SMEs, small and medium sized enterprises are the ones in particular that will benefit from the advent of Cloud Computing in terms of lower cost, increased efficiency and enhanced access to global market. It has been rightly said as a great leveller of economic and social inclusion reflecting the sharp impact that innovations like personal computer and the internet have on the livelihood and lives of a hundred thousand pan nations. Leveraging this new technology requires educating on fostering the conditions for all businesses from large to small sectors. Besides these, on a much larger scale, governments across the region can play a major role to ensure that the cloud computing meets its potential.

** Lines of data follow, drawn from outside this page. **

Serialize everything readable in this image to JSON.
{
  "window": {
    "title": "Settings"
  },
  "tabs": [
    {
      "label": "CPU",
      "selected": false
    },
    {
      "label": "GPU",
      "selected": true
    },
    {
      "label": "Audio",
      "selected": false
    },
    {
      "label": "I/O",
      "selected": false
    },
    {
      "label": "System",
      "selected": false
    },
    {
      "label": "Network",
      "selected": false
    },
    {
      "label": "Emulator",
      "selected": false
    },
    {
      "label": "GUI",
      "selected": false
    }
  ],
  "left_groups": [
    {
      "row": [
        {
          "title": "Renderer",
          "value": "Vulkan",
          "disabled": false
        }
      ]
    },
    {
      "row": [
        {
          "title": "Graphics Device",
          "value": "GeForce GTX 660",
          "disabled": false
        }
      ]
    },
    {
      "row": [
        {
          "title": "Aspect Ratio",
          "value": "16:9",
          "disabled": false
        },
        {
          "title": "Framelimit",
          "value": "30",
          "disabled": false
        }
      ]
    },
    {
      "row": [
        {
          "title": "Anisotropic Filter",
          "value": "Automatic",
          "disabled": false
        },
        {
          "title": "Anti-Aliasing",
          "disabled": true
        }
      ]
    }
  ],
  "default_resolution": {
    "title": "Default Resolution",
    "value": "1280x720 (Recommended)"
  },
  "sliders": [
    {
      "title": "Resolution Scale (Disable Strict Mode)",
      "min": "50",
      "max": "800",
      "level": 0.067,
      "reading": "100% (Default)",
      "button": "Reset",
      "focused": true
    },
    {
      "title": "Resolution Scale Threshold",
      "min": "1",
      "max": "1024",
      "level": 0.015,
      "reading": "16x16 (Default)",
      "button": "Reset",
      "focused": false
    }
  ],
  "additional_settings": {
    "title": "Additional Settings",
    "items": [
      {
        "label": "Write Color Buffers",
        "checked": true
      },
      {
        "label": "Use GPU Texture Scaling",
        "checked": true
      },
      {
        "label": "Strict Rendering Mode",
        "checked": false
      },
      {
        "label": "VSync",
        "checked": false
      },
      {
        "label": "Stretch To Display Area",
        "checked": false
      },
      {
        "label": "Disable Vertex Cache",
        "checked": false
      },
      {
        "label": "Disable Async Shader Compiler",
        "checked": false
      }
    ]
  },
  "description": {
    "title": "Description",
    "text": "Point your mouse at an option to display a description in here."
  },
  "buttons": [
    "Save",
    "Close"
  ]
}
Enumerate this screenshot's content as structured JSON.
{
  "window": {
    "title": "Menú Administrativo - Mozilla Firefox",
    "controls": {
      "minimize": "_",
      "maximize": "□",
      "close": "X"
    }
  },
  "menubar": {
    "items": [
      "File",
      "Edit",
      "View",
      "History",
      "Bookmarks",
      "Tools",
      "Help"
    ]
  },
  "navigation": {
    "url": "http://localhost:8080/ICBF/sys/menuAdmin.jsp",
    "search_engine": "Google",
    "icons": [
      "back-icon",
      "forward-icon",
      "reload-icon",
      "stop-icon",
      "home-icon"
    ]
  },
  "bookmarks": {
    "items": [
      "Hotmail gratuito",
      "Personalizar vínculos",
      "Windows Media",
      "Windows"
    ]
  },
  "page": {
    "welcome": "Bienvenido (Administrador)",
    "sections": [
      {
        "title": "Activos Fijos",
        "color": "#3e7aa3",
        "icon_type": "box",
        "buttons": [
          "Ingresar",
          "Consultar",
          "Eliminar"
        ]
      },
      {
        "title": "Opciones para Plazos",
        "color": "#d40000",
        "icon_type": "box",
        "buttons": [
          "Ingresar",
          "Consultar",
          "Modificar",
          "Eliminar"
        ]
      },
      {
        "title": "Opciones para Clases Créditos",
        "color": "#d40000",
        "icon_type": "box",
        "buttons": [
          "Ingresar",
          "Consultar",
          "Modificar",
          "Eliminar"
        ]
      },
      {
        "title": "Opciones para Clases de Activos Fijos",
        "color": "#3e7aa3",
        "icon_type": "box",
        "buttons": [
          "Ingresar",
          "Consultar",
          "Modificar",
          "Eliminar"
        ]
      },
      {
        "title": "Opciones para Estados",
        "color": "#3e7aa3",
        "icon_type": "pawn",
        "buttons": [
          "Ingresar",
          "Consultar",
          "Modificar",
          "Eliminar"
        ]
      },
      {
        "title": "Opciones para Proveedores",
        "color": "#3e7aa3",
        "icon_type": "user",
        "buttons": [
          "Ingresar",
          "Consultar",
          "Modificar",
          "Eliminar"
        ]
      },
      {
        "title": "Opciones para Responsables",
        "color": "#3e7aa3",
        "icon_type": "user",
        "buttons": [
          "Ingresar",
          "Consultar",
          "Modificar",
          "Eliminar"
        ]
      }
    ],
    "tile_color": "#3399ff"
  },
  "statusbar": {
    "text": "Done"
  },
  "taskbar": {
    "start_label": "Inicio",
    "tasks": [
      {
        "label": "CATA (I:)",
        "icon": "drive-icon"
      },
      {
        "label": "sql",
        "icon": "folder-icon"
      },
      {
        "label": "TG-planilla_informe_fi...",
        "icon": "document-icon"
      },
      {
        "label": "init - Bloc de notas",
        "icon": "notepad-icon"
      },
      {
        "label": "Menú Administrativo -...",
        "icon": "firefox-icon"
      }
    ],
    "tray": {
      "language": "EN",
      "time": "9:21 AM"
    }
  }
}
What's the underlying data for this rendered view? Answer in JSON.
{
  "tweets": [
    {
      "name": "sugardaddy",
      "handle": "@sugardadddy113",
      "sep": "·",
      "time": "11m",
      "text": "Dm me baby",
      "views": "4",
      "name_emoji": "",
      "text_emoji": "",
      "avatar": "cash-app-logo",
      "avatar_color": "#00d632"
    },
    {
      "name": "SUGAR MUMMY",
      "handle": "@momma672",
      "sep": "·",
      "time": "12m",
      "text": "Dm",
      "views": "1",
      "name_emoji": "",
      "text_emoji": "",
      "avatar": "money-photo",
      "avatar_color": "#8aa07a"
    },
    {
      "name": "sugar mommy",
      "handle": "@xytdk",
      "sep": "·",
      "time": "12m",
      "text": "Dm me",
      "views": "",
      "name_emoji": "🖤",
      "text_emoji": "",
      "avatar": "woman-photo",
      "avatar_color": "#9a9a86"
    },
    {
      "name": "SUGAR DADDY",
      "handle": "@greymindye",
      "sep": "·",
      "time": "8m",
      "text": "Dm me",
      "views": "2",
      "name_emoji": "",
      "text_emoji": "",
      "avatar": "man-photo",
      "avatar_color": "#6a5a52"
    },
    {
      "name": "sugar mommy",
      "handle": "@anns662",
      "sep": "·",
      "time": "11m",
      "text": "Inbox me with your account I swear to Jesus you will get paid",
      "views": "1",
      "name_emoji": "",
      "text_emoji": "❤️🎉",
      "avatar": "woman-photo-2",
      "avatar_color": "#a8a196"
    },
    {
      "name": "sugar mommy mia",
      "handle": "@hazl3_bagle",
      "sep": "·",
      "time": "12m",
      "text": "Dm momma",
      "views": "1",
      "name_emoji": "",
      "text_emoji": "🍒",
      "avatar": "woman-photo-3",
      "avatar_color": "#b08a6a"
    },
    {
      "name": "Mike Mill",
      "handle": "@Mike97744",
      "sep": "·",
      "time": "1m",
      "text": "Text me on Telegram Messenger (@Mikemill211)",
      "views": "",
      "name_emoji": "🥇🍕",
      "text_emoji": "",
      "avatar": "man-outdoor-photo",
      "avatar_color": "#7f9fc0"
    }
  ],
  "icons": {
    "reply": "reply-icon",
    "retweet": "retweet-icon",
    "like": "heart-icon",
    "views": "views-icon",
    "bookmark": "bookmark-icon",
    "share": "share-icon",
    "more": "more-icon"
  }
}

Despite the uncertainty that looms over the global economy, SMEs mainly in the Asia pacific region have contributed significantly to the economic sustainability. That’s why Asia Pacific remains poised for a continued growth. It is the performance and positioning of small and medium-sized enterprises (SMEs) in this region that constitute over 95% of businesses and successfully generate over more than half of the employment and GDP contribution anywhere between 30-60%. While the variations are vast in the contributions and composition of SMEs across regional economies, the out-and-out number of businesses alone makes them a huge potential source of further growth, when enabled with the right inducements and technologies.
Though the numbers seem impressive the majority of the SMEs suffer from undercapitalized, underserved and underdeveloped resources in terms of technology tools and human capital that is required for running the businesses. Cloud computing has changed the game, offering SMEs the opportunity to rope-in applications and development platforms at an enterprise-level without the blended above-board capital expense or intricate technology roll-out. Models based on utility especially the utility-based model of computing is beneficial for SMEs, not only from a cost control point of view, but also to permitting them to work with services on a smaller scale at first before ramping up into full fledged deployment. By doing so the entry barriers to adoption of computing is significantly reduced. Applications hosted in the cloud environment also ensure business continuity because of the inherent characteristic of redundancy of data storage and possible data loss in an event of a disaster, a tough lesson we have admonished several times in recent months.
Recent research highlights that the adoption rate of computing by SMEs is unhurried despite the potential for cloud computing being evident. For sake a Microsoft sponsored Springboard survey affirms that while more and more Asian businesses are entwining cloud services, SMEs are dawdling behind their enterprise cousins. That is, around 62% of organisations having PCs more than 500 have either implemented or are planning to implement the cloud infrastructure. Contrariwise, 68% of firms with less than 50 PCs have no plans to implement the cloud infrastructure.
Hence efforts should be made to advance the potential for the cloud across the region, especially for SMEs. The effort should be in terms of fostering the right framework both regulatory and policy that will definitely augment confidence, trust and certainty to vendors and customers.
About Guest Author: Nikhil Agrawal is a Web Consultant and Entrepreneur with substantial experience in building online businesses and developing web applications. He also specializes in Consulting and Strategies for web infrastructure and VPS technologies.